In 1991, after completing her first degree in Modern Languages, Carry Somers came to do an MA in Latin American Studies here at Essex, one of only a handful of universities in Britain far sighted enough to specialise in this vitally important region which contains 6% of the world’s population and covers an area double the size of the United States. Pursuing her dissertation on textile production in the Andes she visited Ecuador in 1991. She was horrified by the poverty she saw, and particularly by reports of how two textile co-operatives had been intimidated by the middlemen who supplied them with their raw materials, even suffering from arson attacks. She resolved to help them and after completing her MA in 1992, using £500 of her own money she supplied them with raw materials as well as with knitwear patterns based upon local cave art, even though she had no training in textile design. The products sold out in six weeks. She borrowed a further £6,000 from friends to continue the business, returned to Ecuador and got robbed of everything at gunpoint. At this point most of us would have given up and returned to work on our PhD, which she had already started. Not Carry Somers. She lived in a van in order to repay her debts and continued to develop the business, now called Pachacuti after the 15th century Inca Emperor who conquered much of the western side of the continent and whose name means, appropriately enough, “He who remakes the world”. Remember also that 1992 was the middle of the last recession.

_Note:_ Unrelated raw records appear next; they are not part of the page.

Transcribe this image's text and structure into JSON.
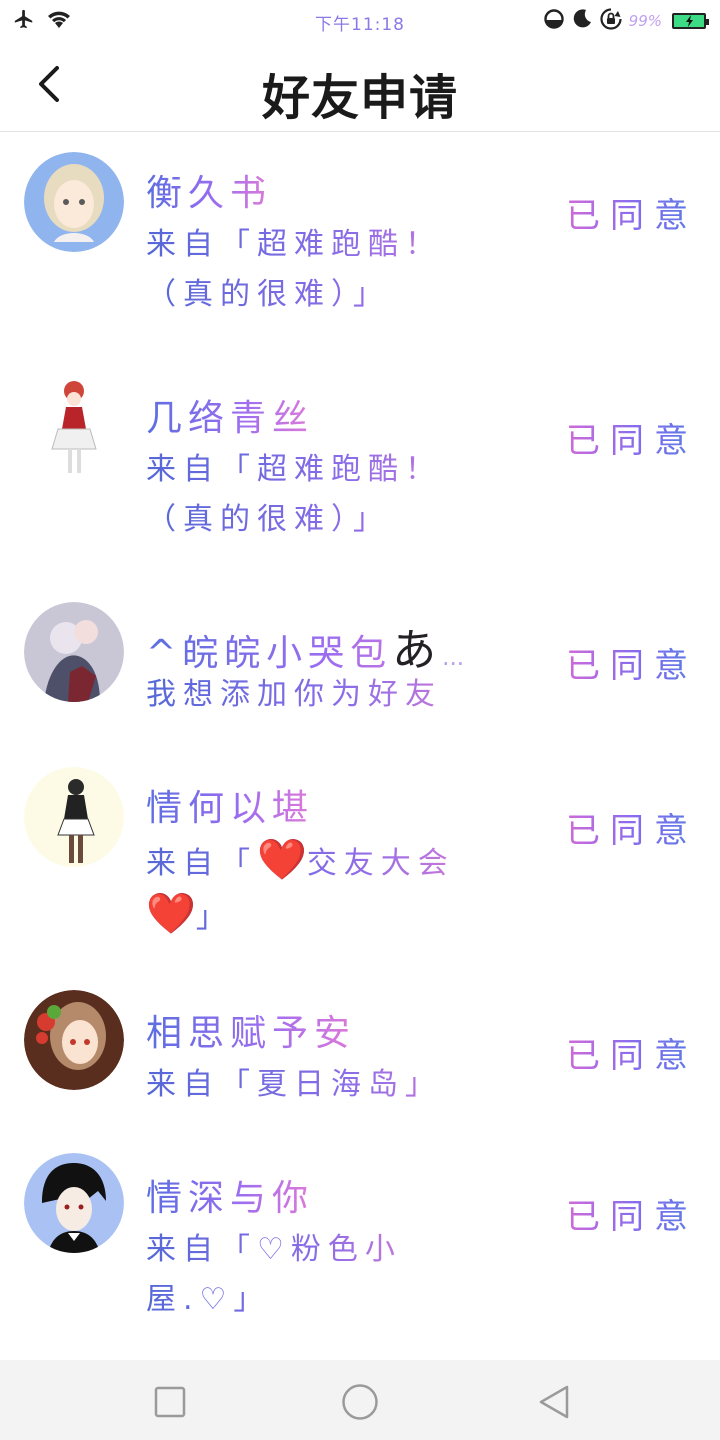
{
  "status_bar": {
    "time": "下午11:18",
    "battery_percent": "99%",
    "icons": [
      "airplane-icon",
      "wifi-icon",
      "data-saver-icon",
      "do-not-disturb-icon",
      "rotation-lock-icon",
      "battery-charging-icon"
    ]
  },
  "header": {
    "title": "好友申请"
  },
  "requests": [
    {
      "name": "衡久书",
      "source": "来自「超难跑酷！（真的很难）」",
      "status": "已同意"
    },
    {
      "name": "几络青丝",
      "source": "来自「超难跑酷！（真的很难）」",
      "status": "已同意"
    },
    {
      "name_prefix": "^皖皖小哭包",
      "name_suffix": "あ",
      "name_overflow": "…",
      "source": "我想添加你为好友",
      "status": "已同意"
    },
    {
      "name": "情何以堪",
      "source_prefix": "来自「",
      "source_emoji": "❤️",
      "source_middle": "交友大会",
      "source_suffix": "」",
      "status": "已同意"
    },
    {
      "name": "相思赋予安",
      "source": "来自「夏日海岛」",
      "status": "已同意"
    },
    {
      "name": "情深与你",
      "source": "来自「♡粉色小屋.♡」",
      "status": "已同意"
    }
  ],
  "colors": {
    "accent_gradient_start": "#5b6ee0",
    "accent_gradient_end": "#e07ad8",
    "nav_bg": "#f3f3f3",
    "battery": "#3ddc84"
  }
}
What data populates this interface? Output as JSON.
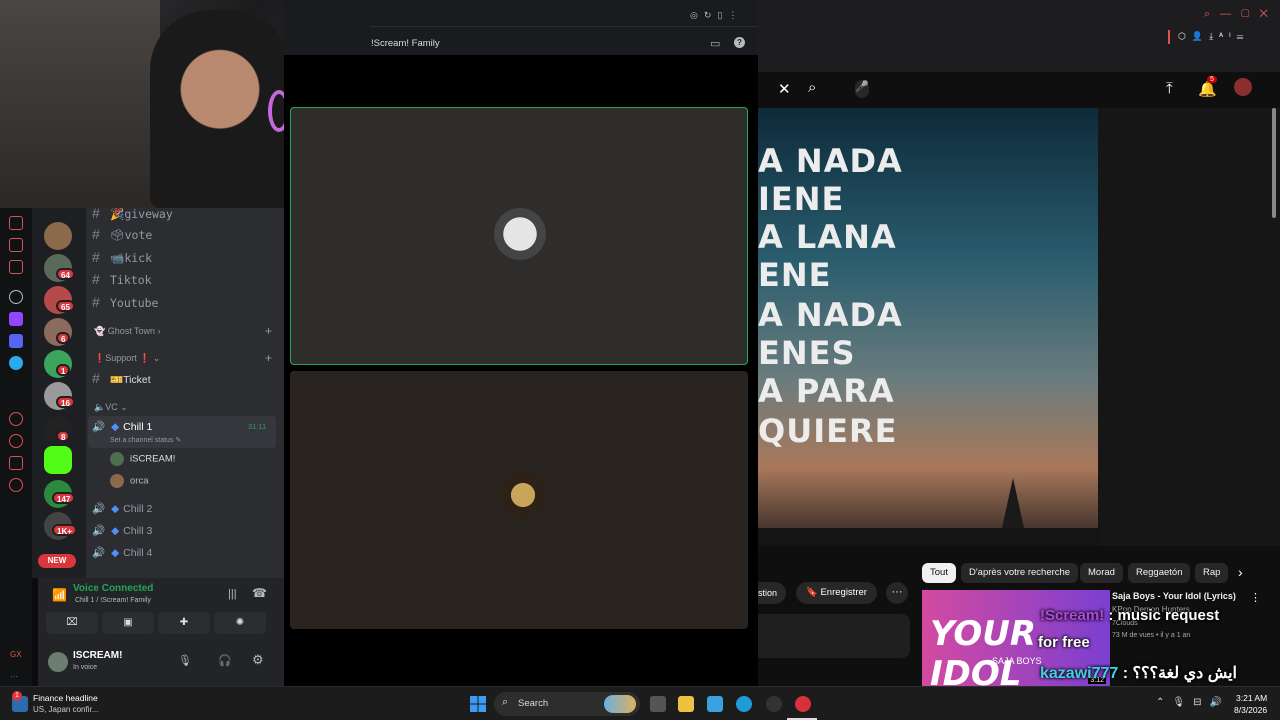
{
  "discord": {
    "server_title": "!Scream! Family",
    "channels": [
      {
        "name": "🎉giveway"
      },
      {
        "name": "🗳vote"
      },
      {
        "name": "📹kick"
      },
      {
        "name": "Tiktok"
      },
      {
        "name": "Youtube"
      }
    ],
    "categories": {
      "ghost_town": "👻 Ghost Town ›",
      "support": "❗Support ❗ ⌄",
      "vc": "🔈VC ⌄"
    },
    "ticket_channel": "🎫Ticket",
    "voice_channels": [
      {
        "name": "Chill 1",
        "timer": "31:11",
        "status_hint": "Set a channel status ✎"
      },
      {
        "name": "Chill 2"
      },
      {
        "name": "Chill 3"
      },
      {
        "name": "Chill 4"
      }
    ],
    "voice_users": [
      "iSCREAM!",
      "orca"
    ],
    "server_badges": [
      "64",
      "65",
      "6",
      "1",
      "16",
      "8",
      "147",
      "1K+"
    ],
    "new_badge": "NEW",
    "voice_connected": "Voice Connected",
    "voice_location": "Chill 1 / !Scream! Family",
    "user": {
      "name": "ISCREAM!",
      "status": "In voice"
    }
  },
  "youtube": {
    "lyrics": [
      "A NADA",
      "IENE",
      "A LANA",
      "ENE",
      "A NADA",
      "ENES",
      "A PARA",
      "QUIERE"
    ],
    "notification_count": "5",
    "chips": [
      "Tout",
      "D'après votre recherche",
      "Morad",
      "Reggaetón",
      "Rap"
    ],
    "question_label": "stion",
    "save_label": "Enregistrer",
    "rec": {
      "title": "Saja Boys - Your Idol (Lyrics)",
      "channel": "KPop Demon Hunters",
      "channel2": "7Clouds",
      "meta": "73 M de vues • il y a 1 an",
      "duration": "3:12",
      "thumb_text": "YOUR IDOL",
      "thumb_sub": "SAJA BOYS"
    }
  },
  "stream_overlay": {
    "line1_user": "!Scream!",
    "line1_msg": " : music request",
    "line1_tail": "for free",
    "line2_user": "kazawi777",
    "line2_msg": " : ايش دي لغة؟؟؟"
  },
  "taskbar": {
    "news_title": "Finance headline",
    "news_sub": "US, Japan confir...",
    "search_placeholder": "Search",
    "time": "3:21 AM",
    "date": "8/3/2026",
    "tray_badge": "1"
  }
}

Today the business has a turnover of about £400,000, with ten employees in Ashbourne, Derbyshire, employing some 700 textile workers and milliners in the Andean region. You can shop online and see Carry herself modelling some of their extremely elegant designs. Pachacuti’s main product, accounting for two thirds of their sales, is the Panama hat, made not in Panama but for the past 5,000 years in Ecuador. For me, one of the main benefits of writing this tribute has been to discover this source of Panamas, which I always wear in the summer. Carry’s hats are around half the price of those in the West End. Yet, the most remarkable thing is that as a Fair Trade business the craftswomen far from being exploited are paid excellent rates, provided with pensions in a country where state pensions do not exist, as well as medical benefits. In addition Pachacuti trains the next generation in these age old skills so that they do not disappear as they are in danger of doing as a result of the westernisation of clothing in Latin America. Consumers and producers all benefit.
Although the PhD was never completed Carry has co-authored a book with her mother, Leslie Somers, amongst others, who used to work for her and has now set up her own Fair Trade business. Published in 2007, just before unethical practices in commerce and politics brought the world financial system close to breakdown, it is appropriately entitled Working Ethically: Creating a Sustainable Business … Without Breaking the Bank. Written in the simplest language it sets out the stringent and logical process any organisation, including our own, government as well as business, must follow if it wishes to embed key moral values into its everyday practice. I can’t summarise it here but I will recommend it to all you graduands as you enter upon the next stage of your lives.
Chancellor, I present Carry Somers.